Teachers said Meyer was smart, confident and quick-witted, with a mischievous streak. A chemistry teacher told her students she gave them work because she loved them; Meyer dropped to his knee one day and proposed, Griffiths said.

Meyer also had — and still has — a strong will and firm opinions. He wanted to be pushed and he occasionally pushed back, earning him trips to the office when teachers thought his challenges had crossed a line.

“I had a good relationship with him because I saw him a lot,” said Griffiths, who was then an assistant principal.

Griffiths said he didn’t think Meyer was disrespectful to teachers.

Tana Rattliff, who teaches special-needs students at Green County High, said she saw what a good person Meyer is when he volunteered as a peer tutor in her class his senior year in 2005-06.

One autistic student had a Spandex body sock to help deal with sensory issues, but didn’t like to wear it.

Meyer put on the suit and went out into the hallway to show the student it was okay — something many high-school athletes would see as not terribly cool, Rattliff said.

“He’s a good guy,” said Rattliff, who calls Meyer her adopted son.

Meyer joined the Marines almost on the spur of the moment his senior year.

As Meyer passed by, a recruiter at school asked him what he planned to do after high school.

Meyer told the recruiter he was going to try to play college football.

The recruiter threw down the gauntlet, telling Meyer that was a good idea because “there’s no way you could be a Marine.”

Meyer told him to prepare the paperwork, which his father needed to sign because Meyer was only 17.

“There was a challenge,” Meyer said. “I believe that’s what’s motivated me my whole life, is challenges.”

Ann Young, a counselor at Adair County High and longtime family friend of Meyer, said she and her husband Toby, a state police officer, talked about what could happen if Meyer went into combat.

“We felt like if there was a fight he would be in the middle of it,” Young said. “We knew that he would not let a dangerous situation stop him or change his actions.”

Recognizing the ‘worst day of your life’

Adjusting to civilian life has been difficult, Meyer said, but the transition has been eased a bit by support of family and friends in Columbia and Greensburg, the small towns in which he grew up.

Meyer does excavation and concrete work for McDan Inc., a company in Louisville that is owned by his cousin. Meanwhile, he is working to raise money for a scholarship program to benefit children of wounded Marines.

He doesn’t think there is enough public recognition for the job done by U.S. men and women in uniform.

“I don’t think they understand the sacrifices that people are giving,” he said.

Griffiths said he doesn’t think Meyer sleeps well, and Rattliff said Meyer has trouble relating to some people his age because they do not appear to have any goals.

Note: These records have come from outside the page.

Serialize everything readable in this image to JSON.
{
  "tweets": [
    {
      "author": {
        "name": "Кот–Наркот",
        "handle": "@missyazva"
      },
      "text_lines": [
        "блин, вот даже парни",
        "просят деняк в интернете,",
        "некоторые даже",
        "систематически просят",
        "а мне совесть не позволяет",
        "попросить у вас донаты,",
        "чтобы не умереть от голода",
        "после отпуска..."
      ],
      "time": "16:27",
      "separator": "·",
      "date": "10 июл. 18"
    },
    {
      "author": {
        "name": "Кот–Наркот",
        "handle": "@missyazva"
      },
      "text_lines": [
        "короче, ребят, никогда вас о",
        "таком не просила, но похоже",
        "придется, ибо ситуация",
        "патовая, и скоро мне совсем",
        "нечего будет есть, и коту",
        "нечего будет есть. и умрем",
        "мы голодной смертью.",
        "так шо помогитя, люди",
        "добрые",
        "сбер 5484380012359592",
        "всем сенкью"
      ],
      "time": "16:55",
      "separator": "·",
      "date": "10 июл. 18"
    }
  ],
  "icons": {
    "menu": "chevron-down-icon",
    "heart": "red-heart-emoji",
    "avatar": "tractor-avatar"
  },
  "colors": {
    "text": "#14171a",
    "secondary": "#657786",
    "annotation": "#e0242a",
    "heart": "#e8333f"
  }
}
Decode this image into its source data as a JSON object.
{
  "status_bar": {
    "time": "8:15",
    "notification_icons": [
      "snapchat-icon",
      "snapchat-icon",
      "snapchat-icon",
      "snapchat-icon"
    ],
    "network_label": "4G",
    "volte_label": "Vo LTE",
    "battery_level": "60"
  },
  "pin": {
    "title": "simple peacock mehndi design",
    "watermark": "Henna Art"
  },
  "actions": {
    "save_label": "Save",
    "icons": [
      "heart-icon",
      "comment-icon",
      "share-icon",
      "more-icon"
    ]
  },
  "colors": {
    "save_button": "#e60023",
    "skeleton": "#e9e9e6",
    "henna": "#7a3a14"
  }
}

“He’s grown up really fast and really hard,” Rattliff said.

She said there’s a sense of sadness about Meyer at times.

“He’s never going to forget … but I just hope, in time, it’s easier. He deserves good things,” she said.

Meyer said if a person goes to combat, he or she will come back with problems.

“But, you know, at the end of the day that’s not an excuse to feel sorry for yourself,” he said.

There has been a crush of interest in Meyer as the date for him to receive the Medal of Honor nears.

He did two dozen interviews with national, regional and local media the last couple of weeks. The Marine Corps assigned a public-relations person to stay with him.

He has been asked to do everything from serving as grand marshal of the upcoming Cow Days parade in Greensburg to throwing out the first pitch at a Yankees-Red Sox game.

Obama phoned him at work, a spokesperson for Gov. Steve Beshear reached out to him and Texas Gov. Rick Perry, now running for president, made three calls to Meyer, who lived in Austin briefly. Perry called the first time to congratulate him and later to check on him, Meyer said.

The attention has been amazing, Meyer said, but he has said many times the award is really for his comrades who died in Afghanistan.

“I’m going to meet the president. How do you put that in perspective?” he said. “But, you know, it’s for the worst day of your life.

“That would be the most amazing (thing) out of all this … if they could bring my guys back.”